    Best quote I have ever read on the state of modern housing in the USA (and western world as a whole?).
    The smarter and better off serfs are trying to reduce the inputs for their 'tents' by improving performance (insulation) and conservation (low flow showerheads and toilets) and providing some of their own inputs (solar on the roof for water heating and electric). Not enough, but a good start. We should learn from their successes and failures while we build our own 'wage slave shacks'.

    1. I think most folks are confused by the simple "face south", let alone anything else more advanced. Elko, cold nine months out of twelve, and these idiots spend $150k+ on a house completely covered on all sides by trees ( for the three month summer ).

    2. If a person can excavate (water table decently below grade), staying cool should take a maximum of some vent fans. Adding 15KW of mechanical refrigeration for personal comfort is a huge waste. Trees are nice, but you want them as wind brakes a certain distance from your dwelling (fire, winter shadowing). I want my trees to make fruit and nuts, and am willing to build protection and drip systems for them. Elko may not be suitable for trees that like >30" rain annually, but may be a good place to plant sturdy nut/berry bushes.

      Combination of partial underground building, appropriate solar gain, some PV, some hotwater solar, and 2 kinds of fueled backup heat, should make a comfortable human dwelling that would be marvelous to regular 1920's Americans (300 feet for the first person + 200 ft^2 per person added). Not a hobbit hole, but not a conspicuous palace to be tax-farmed either.


    3. 300 sqft 1st then 200sqft 2nd might be one reason a one person income could get the family through in middle class lifestyle ( yes, I know, Union wages were primarily the reason- by far less debt, plus far less institutionalized greed were very helpful ).

    4. pdxr13: tax-farmed. Classic. I'm not surprised the IRS talks about Head Of Household much like cattlemen talk about Head Of Cattle; same concept - harvestable resource.
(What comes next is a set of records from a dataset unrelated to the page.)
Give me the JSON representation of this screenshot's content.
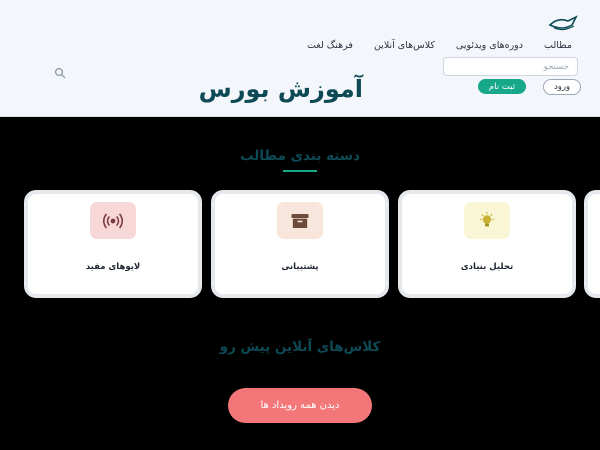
{
  "nav": {
    "items": [
      {
        "label": "مطالب"
      },
      {
        "label": "دوره‌های ویدئویی"
      },
      {
        "label": "کلاس‌های آنلاین"
      },
      {
        "label": "فرهنگ لغت"
      }
    ]
  },
  "header": {
    "search_placeholder": "جستجو",
    "login_label": "ورود",
    "signup_label": "ثبت نام",
    "title": "آموزش بورس"
  },
  "categories": {
    "title": "دسته بندی مطالب",
    "items": [
      {
        "label": "تحلیل بنیادی",
        "icon": "lightbulb-icon"
      },
      {
        "label": "پشتیبانی",
        "icon": "archive-box-icon"
      },
      {
        "label": "لایوهای مفید",
        "icon": "broadcast-icon"
      }
    ]
  },
  "events": {
    "title": "کلاس‌های آنلاین پیش رو",
    "button_label": "دیدن همه رویداد ها"
  },
  "colors": {
    "accent": "#17a88a",
    "title": "#0e4a55",
    "events_button": "#f37779",
    "lightbulb_bg": "#f8f6d5",
    "archive_bg": "#f8e6dc",
    "broadcast_bg": "#f8d7d9"
  }
}
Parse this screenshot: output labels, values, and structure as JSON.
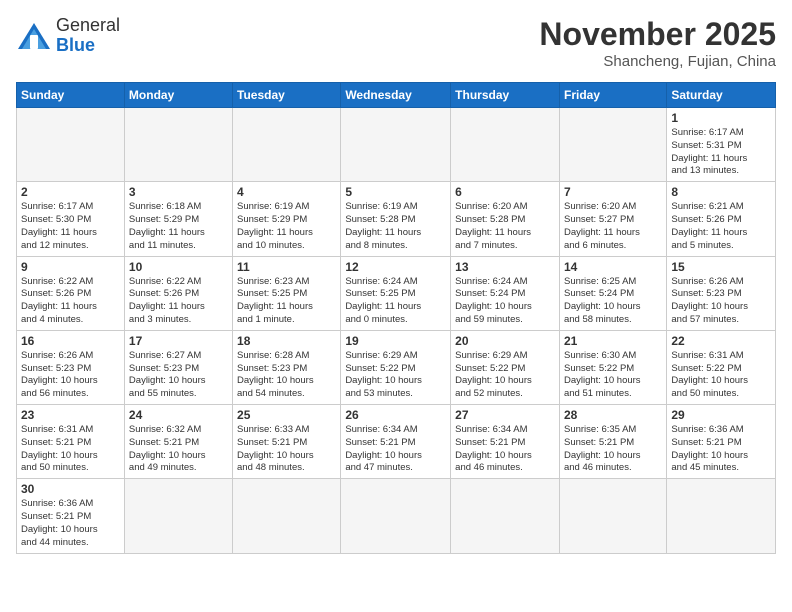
{
  "logo": {
    "text_general": "General",
    "text_blue": "Blue"
  },
  "header": {
    "month": "November 2025",
    "location": "Shancheng, Fujian, China"
  },
  "weekdays": [
    "Sunday",
    "Monday",
    "Tuesday",
    "Wednesday",
    "Thursday",
    "Friday",
    "Saturday"
  ],
  "weeks": [
    [
      {
        "day": "",
        "info": ""
      },
      {
        "day": "",
        "info": ""
      },
      {
        "day": "",
        "info": ""
      },
      {
        "day": "",
        "info": ""
      },
      {
        "day": "",
        "info": ""
      },
      {
        "day": "",
        "info": ""
      },
      {
        "day": "1",
        "info": "Sunrise: 6:17 AM\nSunset: 5:31 PM\nDaylight: 11 hours\nand 13 minutes."
      }
    ],
    [
      {
        "day": "2",
        "info": "Sunrise: 6:17 AM\nSunset: 5:30 PM\nDaylight: 11 hours\nand 12 minutes."
      },
      {
        "day": "3",
        "info": "Sunrise: 6:18 AM\nSunset: 5:29 PM\nDaylight: 11 hours\nand 11 minutes."
      },
      {
        "day": "4",
        "info": "Sunrise: 6:19 AM\nSunset: 5:29 PM\nDaylight: 11 hours\nand 10 minutes."
      },
      {
        "day": "5",
        "info": "Sunrise: 6:19 AM\nSunset: 5:28 PM\nDaylight: 11 hours\nand 8 minutes."
      },
      {
        "day": "6",
        "info": "Sunrise: 6:20 AM\nSunset: 5:28 PM\nDaylight: 11 hours\nand 7 minutes."
      },
      {
        "day": "7",
        "info": "Sunrise: 6:20 AM\nSunset: 5:27 PM\nDaylight: 11 hours\nand 6 minutes."
      },
      {
        "day": "8",
        "info": "Sunrise: 6:21 AM\nSunset: 5:26 PM\nDaylight: 11 hours\nand 5 minutes."
      }
    ],
    [
      {
        "day": "9",
        "info": "Sunrise: 6:22 AM\nSunset: 5:26 PM\nDaylight: 11 hours\nand 4 minutes."
      },
      {
        "day": "10",
        "info": "Sunrise: 6:22 AM\nSunset: 5:26 PM\nDaylight: 11 hours\nand 3 minutes."
      },
      {
        "day": "11",
        "info": "Sunrise: 6:23 AM\nSunset: 5:25 PM\nDaylight: 11 hours\nand 1 minute."
      },
      {
        "day": "12",
        "info": "Sunrise: 6:24 AM\nSunset: 5:25 PM\nDaylight: 11 hours\nand 0 minutes."
      },
      {
        "day": "13",
        "info": "Sunrise: 6:24 AM\nSunset: 5:24 PM\nDaylight: 10 hours\nand 59 minutes."
      },
      {
        "day": "14",
        "info": "Sunrise: 6:25 AM\nSunset: 5:24 PM\nDaylight: 10 hours\nand 58 minutes."
      },
      {
        "day": "15",
        "info": "Sunrise: 6:26 AM\nSunset: 5:23 PM\nDaylight: 10 hours\nand 57 minutes."
      }
    ],
    [
      {
        "day": "16",
        "info": "Sunrise: 6:26 AM\nSunset: 5:23 PM\nDaylight: 10 hours\nand 56 minutes."
      },
      {
        "day": "17",
        "info": "Sunrise: 6:27 AM\nSunset: 5:23 PM\nDaylight: 10 hours\nand 55 minutes."
      },
      {
        "day": "18",
        "info": "Sunrise: 6:28 AM\nSunset: 5:23 PM\nDaylight: 10 hours\nand 54 minutes."
      },
      {
        "day": "19",
        "info": "Sunrise: 6:29 AM\nSunset: 5:22 PM\nDaylight: 10 hours\nand 53 minutes."
      },
      {
        "day": "20",
        "info": "Sunrise: 6:29 AM\nSunset: 5:22 PM\nDaylight: 10 hours\nand 52 minutes."
      },
      {
        "day": "21",
        "info": "Sunrise: 6:30 AM\nSunset: 5:22 PM\nDaylight: 10 hours\nand 51 minutes."
      },
      {
        "day": "22",
        "info": "Sunrise: 6:31 AM\nSunset: 5:22 PM\nDaylight: 10 hours\nand 50 minutes."
      }
    ],
    [
      {
        "day": "23",
        "info": "Sunrise: 6:31 AM\nSunset: 5:21 PM\nDaylight: 10 hours\nand 50 minutes."
      },
      {
        "day": "24",
        "info": "Sunrise: 6:32 AM\nSunset: 5:21 PM\nDaylight: 10 hours\nand 49 minutes."
      },
      {
        "day": "25",
        "info": "Sunrise: 6:33 AM\nSunset: 5:21 PM\nDaylight: 10 hours\nand 48 minutes."
      },
      {
        "day": "26",
        "info": "Sunrise: 6:34 AM\nSunset: 5:21 PM\nDaylight: 10 hours\nand 47 minutes."
      },
      {
        "day": "27",
        "info": "Sunrise: 6:34 AM\nSunset: 5:21 PM\nDaylight: 10 hours\nand 46 minutes."
      },
      {
        "day": "28",
        "info": "Sunrise: 6:35 AM\nSunset: 5:21 PM\nDaylight: 10 hours\nand 46 minutes."
      },
      {
        "day": "29",
        "info": "Sunrise: 6:36 AM\nSunset: 5:21 PM\nDaylight: 10 hours\nand 45 minutes."
      }
    ],
    [
      {
        "day": "30",
        "info": "Sunrise: 6:36 AM\nSunset: 5:21 PM\nDaylight: 10 hours\nand 44 minutes."
      },
      {
        "day": "",
        "info": ""
      },
      {
        "day": "",
        "info": ""
      },
      {
        "day": "",
        "info": ""
      },
      {
        "day": "",
        "info": ""
      },
      {
        "day": "",
        "info": ""
      },
      {
        "day": "",
        "info": ""
      }
    ]
  ]
}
The real estate taxes in many locations just take your breath away.

      Shelter slavery:
      via Vault-Co

      Rant O'ol